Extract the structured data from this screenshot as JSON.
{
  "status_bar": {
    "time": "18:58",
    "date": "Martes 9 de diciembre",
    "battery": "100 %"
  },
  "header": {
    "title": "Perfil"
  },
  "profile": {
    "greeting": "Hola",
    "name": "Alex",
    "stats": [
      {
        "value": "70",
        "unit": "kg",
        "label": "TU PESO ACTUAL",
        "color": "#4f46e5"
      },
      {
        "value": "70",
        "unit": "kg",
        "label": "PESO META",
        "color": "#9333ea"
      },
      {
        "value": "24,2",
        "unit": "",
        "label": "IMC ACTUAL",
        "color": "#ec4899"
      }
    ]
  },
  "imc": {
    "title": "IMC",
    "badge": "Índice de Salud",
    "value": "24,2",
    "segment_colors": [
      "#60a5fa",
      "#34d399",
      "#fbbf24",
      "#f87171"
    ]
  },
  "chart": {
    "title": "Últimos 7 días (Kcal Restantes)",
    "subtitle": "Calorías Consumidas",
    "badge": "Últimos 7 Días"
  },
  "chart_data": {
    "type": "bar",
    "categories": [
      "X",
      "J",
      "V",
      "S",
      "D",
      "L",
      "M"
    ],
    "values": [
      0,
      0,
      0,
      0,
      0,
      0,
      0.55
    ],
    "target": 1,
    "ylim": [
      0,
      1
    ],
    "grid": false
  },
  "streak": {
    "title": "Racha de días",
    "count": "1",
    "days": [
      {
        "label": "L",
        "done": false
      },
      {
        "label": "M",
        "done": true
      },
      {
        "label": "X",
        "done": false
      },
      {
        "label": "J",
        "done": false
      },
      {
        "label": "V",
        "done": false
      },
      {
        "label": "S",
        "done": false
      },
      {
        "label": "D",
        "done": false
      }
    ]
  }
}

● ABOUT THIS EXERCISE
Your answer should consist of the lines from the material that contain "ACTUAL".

● ANSWER SECTION
        "label": "TU PESO ACTUAL",
        "label": "IMC ACTUAL",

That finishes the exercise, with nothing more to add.